The regional government has instead tried to sterilize the huge beasts, but traditional surgical sterilization is too dangerous and demanding to be extended. Only 11 hippos have so far been sterilized this way, according to local authorities.
On Friday, however, the regional environmental agency Cornare announced that its efforts to control the hippo population had treated 24 other hippos with a new method: darts loaded with the contraceptive drug GonaCon.
Compared to surgery, GonaCon is “a much cheaper option“, according to a statement from Cornare.” However, this remains complex as experts suggest giving three doses, based on studies and comparisons done in other large animals such as horses. The same drug has been tested on other populations of wildlife, including wild horses in the United States, kangaroos in Australia and wild cattle in Hong Kong, he said.
Scientists now need to track the drug’s effectiveness by measuring hormone levels in hippo feces.
“This is the first time that we have implemented this procedure. We will follow and monitor it to determine its degree of success, ”said David Echeverri López, coordinator of the Cornare Forest and Biodiversity Group.
Escobar’s hippo collection started with a single male and three females. When he died, other exotic animal species were moved, but the hippos were abandoned because they were too difficult to capture and transport, according to the biological conservation study. They quickly began to multiply, extending around the Magdalena River Basin from their original home about 100 miles east of the city of Medellin.
Research has shown the negative effects of hippo waste on oxygen levels in water bodies, which can affect fish and ultimately humans. Hippos also pose a threat to agriculture and the safety of people in affected areas, according to the Biological Conservation Study. In May 2020, a hippo attack seriously injured a 45-year-old man.

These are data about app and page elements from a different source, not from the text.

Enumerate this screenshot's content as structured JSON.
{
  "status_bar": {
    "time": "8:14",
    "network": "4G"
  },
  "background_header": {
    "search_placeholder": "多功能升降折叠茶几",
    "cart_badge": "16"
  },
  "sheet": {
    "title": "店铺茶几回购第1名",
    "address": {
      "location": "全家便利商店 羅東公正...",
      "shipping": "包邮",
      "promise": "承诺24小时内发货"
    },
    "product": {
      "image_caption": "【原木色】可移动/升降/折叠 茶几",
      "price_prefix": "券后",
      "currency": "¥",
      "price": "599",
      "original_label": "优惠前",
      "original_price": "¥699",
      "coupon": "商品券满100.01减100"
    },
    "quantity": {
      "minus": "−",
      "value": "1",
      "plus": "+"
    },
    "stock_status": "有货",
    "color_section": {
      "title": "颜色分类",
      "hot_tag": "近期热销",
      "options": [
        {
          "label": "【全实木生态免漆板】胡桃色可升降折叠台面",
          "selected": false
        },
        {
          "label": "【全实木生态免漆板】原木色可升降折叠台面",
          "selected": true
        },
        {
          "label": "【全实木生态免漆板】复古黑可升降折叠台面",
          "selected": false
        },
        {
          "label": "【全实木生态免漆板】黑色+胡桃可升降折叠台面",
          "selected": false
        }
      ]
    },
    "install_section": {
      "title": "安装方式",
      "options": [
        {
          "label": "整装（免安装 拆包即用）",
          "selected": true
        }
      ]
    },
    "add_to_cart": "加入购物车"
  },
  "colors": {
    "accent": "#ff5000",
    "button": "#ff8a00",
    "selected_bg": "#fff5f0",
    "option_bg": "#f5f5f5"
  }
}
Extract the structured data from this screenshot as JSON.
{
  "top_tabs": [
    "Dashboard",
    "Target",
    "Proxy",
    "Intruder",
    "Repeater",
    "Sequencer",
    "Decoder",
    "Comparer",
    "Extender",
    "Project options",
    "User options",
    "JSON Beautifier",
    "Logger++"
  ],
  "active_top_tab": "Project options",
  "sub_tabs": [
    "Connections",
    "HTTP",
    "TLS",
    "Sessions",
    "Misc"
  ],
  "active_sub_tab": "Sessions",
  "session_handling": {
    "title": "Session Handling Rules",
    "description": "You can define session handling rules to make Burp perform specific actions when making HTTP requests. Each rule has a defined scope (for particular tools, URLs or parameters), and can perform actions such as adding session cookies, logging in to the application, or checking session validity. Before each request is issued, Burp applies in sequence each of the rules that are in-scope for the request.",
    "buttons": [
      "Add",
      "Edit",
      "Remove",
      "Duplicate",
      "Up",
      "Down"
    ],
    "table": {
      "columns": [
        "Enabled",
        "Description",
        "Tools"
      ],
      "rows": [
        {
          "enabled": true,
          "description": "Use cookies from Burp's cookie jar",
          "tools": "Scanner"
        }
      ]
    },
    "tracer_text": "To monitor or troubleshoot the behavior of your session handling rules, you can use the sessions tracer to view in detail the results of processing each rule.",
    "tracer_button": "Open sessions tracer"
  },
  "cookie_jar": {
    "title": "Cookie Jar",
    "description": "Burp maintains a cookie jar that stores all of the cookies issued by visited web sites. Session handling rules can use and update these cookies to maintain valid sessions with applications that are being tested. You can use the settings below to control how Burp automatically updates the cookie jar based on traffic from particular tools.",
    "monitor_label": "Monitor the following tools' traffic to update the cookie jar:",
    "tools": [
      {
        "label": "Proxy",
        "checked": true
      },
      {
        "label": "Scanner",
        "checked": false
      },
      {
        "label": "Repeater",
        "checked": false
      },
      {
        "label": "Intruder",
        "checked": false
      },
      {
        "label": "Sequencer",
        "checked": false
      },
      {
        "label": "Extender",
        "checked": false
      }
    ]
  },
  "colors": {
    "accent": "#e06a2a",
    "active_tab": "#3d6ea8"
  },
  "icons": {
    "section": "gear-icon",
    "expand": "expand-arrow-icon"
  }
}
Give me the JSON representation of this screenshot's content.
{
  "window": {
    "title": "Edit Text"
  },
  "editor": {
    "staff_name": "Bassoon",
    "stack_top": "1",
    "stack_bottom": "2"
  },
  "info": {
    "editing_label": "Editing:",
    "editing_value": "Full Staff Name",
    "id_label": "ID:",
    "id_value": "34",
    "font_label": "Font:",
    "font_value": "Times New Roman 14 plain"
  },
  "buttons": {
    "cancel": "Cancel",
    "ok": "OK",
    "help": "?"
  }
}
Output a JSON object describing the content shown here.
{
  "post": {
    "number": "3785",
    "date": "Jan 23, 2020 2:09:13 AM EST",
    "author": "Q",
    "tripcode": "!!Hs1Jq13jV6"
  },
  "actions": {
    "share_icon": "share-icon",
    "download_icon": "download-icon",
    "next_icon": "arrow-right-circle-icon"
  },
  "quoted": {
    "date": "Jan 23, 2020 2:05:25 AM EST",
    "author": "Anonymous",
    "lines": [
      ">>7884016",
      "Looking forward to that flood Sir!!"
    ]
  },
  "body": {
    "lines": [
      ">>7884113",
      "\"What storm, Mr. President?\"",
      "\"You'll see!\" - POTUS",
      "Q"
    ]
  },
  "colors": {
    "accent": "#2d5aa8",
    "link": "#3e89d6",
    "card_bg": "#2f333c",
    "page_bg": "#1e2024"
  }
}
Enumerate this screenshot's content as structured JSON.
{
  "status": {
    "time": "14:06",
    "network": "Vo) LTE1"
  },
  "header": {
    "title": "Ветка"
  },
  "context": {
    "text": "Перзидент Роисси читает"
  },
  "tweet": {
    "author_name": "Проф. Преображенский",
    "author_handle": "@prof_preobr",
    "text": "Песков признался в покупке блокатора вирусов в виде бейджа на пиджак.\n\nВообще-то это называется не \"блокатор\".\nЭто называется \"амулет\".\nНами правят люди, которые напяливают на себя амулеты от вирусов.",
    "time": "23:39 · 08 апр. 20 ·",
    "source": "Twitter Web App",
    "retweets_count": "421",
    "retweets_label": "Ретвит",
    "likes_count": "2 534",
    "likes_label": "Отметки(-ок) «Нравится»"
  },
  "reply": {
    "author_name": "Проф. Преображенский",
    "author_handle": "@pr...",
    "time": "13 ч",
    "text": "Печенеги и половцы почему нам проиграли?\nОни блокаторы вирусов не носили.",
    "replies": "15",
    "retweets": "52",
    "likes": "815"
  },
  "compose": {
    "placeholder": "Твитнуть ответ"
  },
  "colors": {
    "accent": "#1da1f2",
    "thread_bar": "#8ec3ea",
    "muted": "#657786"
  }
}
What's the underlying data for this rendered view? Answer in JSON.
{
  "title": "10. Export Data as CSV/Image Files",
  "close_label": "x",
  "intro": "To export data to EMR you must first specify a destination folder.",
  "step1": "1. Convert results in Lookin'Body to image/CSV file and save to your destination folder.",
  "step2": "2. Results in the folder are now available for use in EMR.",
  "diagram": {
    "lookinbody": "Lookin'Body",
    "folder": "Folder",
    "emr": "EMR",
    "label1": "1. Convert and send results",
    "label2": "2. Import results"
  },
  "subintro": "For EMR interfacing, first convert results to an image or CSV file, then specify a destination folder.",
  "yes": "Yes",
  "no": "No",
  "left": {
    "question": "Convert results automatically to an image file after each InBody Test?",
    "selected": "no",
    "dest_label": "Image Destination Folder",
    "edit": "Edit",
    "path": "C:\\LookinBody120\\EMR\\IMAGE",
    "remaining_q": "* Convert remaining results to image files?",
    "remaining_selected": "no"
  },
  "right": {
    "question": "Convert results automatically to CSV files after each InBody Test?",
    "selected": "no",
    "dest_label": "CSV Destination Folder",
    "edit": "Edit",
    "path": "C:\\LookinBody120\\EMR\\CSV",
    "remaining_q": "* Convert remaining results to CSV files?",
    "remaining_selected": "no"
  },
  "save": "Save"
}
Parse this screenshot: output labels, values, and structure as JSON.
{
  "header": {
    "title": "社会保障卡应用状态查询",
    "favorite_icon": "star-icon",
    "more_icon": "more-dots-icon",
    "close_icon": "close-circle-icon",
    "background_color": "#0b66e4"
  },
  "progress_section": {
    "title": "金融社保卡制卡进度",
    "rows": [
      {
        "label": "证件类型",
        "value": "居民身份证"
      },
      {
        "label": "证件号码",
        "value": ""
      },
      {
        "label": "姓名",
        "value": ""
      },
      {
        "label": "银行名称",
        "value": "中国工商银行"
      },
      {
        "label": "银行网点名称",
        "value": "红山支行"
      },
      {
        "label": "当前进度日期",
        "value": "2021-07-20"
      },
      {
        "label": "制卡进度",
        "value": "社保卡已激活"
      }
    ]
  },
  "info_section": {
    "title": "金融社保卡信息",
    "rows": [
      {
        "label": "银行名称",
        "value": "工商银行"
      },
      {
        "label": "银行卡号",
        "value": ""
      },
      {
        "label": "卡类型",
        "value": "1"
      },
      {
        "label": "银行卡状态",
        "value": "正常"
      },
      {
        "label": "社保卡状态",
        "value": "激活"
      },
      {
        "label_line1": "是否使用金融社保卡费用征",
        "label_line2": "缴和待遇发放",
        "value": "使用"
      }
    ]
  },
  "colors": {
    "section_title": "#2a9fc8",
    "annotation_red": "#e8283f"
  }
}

™ & © 2021 Cable News Network, Inc., a WarnerMedia Company. All rights reserved.